Building a tile-based movement system requires a little bit more work than classical movement, however the collision detection system is fortunately less complex, since the player can only enter tiles which are not considered to be solid. This means the game developer does not need to fiddle with hitboxes, making terrain easier to design. As a downside, snapping the player’s movement to a grid reduces the player’s freedom of movement which affects the way combat might take place in an overworld. In addition, the player may feel that this kind of movement is not realistic, breaking the immersion of your game world.

To account for the additional complexity of tile-based movement, we are going to expand the process laid out in the classical movement scheme in the following manner:

  1. Process Input
    If we are not moving, compute our destination.
    If we are moving, work out the direction to our destination
  2. If we are about to move:
    If the destination is not solid, accept the movement and begin moving
    If the destination is solid, ignore the input
  3. If we are already moving, continue moving closer to our destination.
  4. Go to step 1

Starting from the template, we can begin by modifying the player's state to include variables for the current destination, destx and desty, as well as a variable so we know if we are moving:

-- player state
p = {
x=0, y=0,
destx=0, desty=0,

Next, reuse the processInput() and colliding() function from the Simple Movement section, but with a new _update() implementation:

function _update()
local dx, dy, df
if not p.moving then
dx, dy, df = processinput()
p.destx = p.x + dx * 8
p.desty = p.y + dy * 8
p.facing = df

if colliding(p.destx, p.desty) then
p.destx = p.x
p.desty = p.y
p.moving = true

if p.x != p.destx then
p.x += sgn(p.destx - p.x)
elseif p.y != p.desty then
p.y += sgn(p.desty - p.y)
elseif p.moving then
p.moving = false

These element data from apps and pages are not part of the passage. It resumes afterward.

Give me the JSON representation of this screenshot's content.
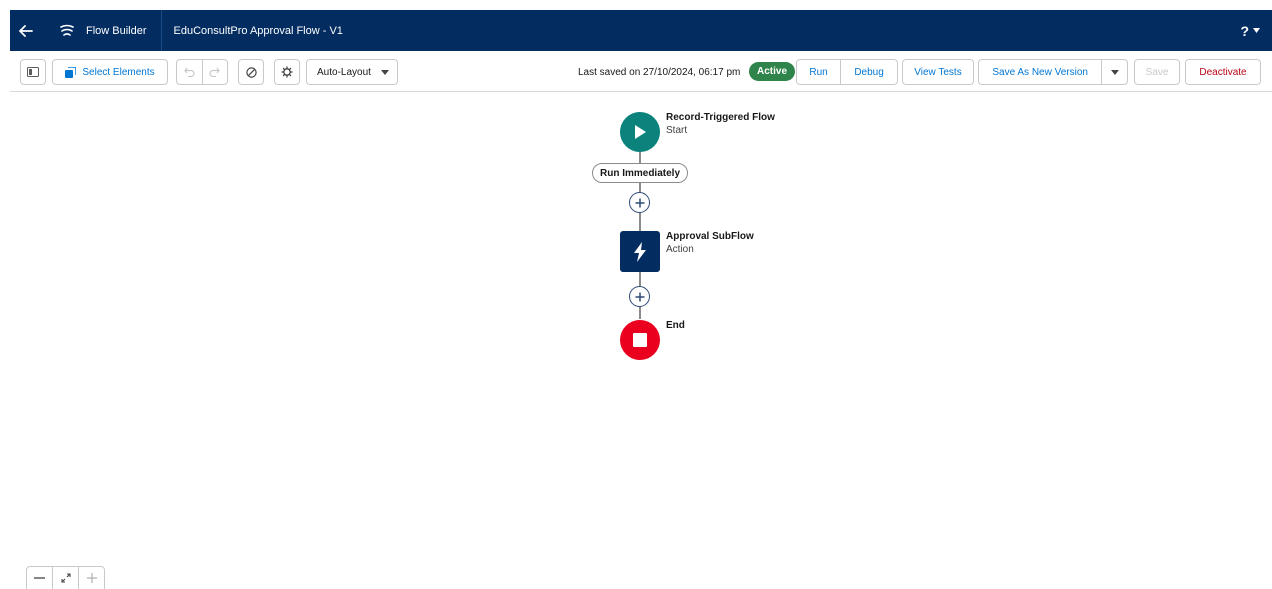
{
  "header": {
    "app_name": "Flow Builder",
    "flow_name": "EduConsultPro Approval Flow - V1",
    "help_label": "?"
  },
  "toolbar": {
    "select_elements_label": "Select Elements",
    "layout_label": "Auto-Layout",
    "last_saved": "Last saved on 27/10/2024, 06:17 pm",
    "status_badge": "Active",
    "run_label": "Run",
    "debug_label": "Debug",
    "view_tests_label": "View Tests",
    "save_as_new_version_label": "Save As New Version",
    "save_label": "Save",
    "deactivate_label": "Deactivate"
  },
  "canvas": {
    "start": {
      "title": "Record-Triggered Flow",
      "subtitle": "Start"
    },
    "path_label": "Run Immediately",
    "action": {
      "title": "Approval SubFlow",
      "subtitle": "Action"
    },
    "end": {
      "title": "End"
    }
  },
  "icons": {
    "back": "arrow-left-icon",
    "logo": "flow-icon",
    "panel": "panel-toggle-icon",
    "select": "select-elements-icon",
    "undo": "undo-icon",
    "redo": "redo-icon",
    "validate": "ban-icon",
    "settings": "gear-icon",
    "start": "play-icon",
    "action": "lightning-icon",
    "end": "stop-icon",
    "add": "plus-icon",
    "zoom_out": "minus-icon",
    "fit": "fit-to-view-icon",
    "zoom_in": "plus-icon"
  },
  "colors": {
    "header_bg": "#032d60",
    "brand_blue": "#0176d3",
    "active_green": "#2e844a",
    "start_teal": "#0b827c",
    "action_navy": "#032d60",
    "end_red": "#ea001e",
    "deactivate_red": "#ba0517"
  }
}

Let's break down what we are doing here:

  1. If we aren't moving, we want to check if the player has pushed any buttons. The resulting vector only provides us with a direction, so we need to multiply it by 8 to get a destination co-ordinate in pixels for positioning the player.
  2. We check if the destination is a solid tile, in the same way as before. If it is, we set the destination to our current position, otherwise we set the moving flag to show that we want to start moving.
  3. Finally, if the destination doesn't match the current position, we compute the vector necessary to move one pixel closer. If we reached our destination, then we stop moving.

That's everything we need for tile-based movement. Exit the code editor, save and run. You should be gliding easily between tiles, without being able to move through the walls. From here, there are infinite possibilities, as you can begin implementing your own classic RPG style worlds.

Good luck and safe travels!

By Aviv Beeri

Editor-in-chief for Infinite Limit. A full-stack web developer by day and hobbyist game developer by night. Commonly found on the PICO-8 Slack channel or make a noise on their twitter.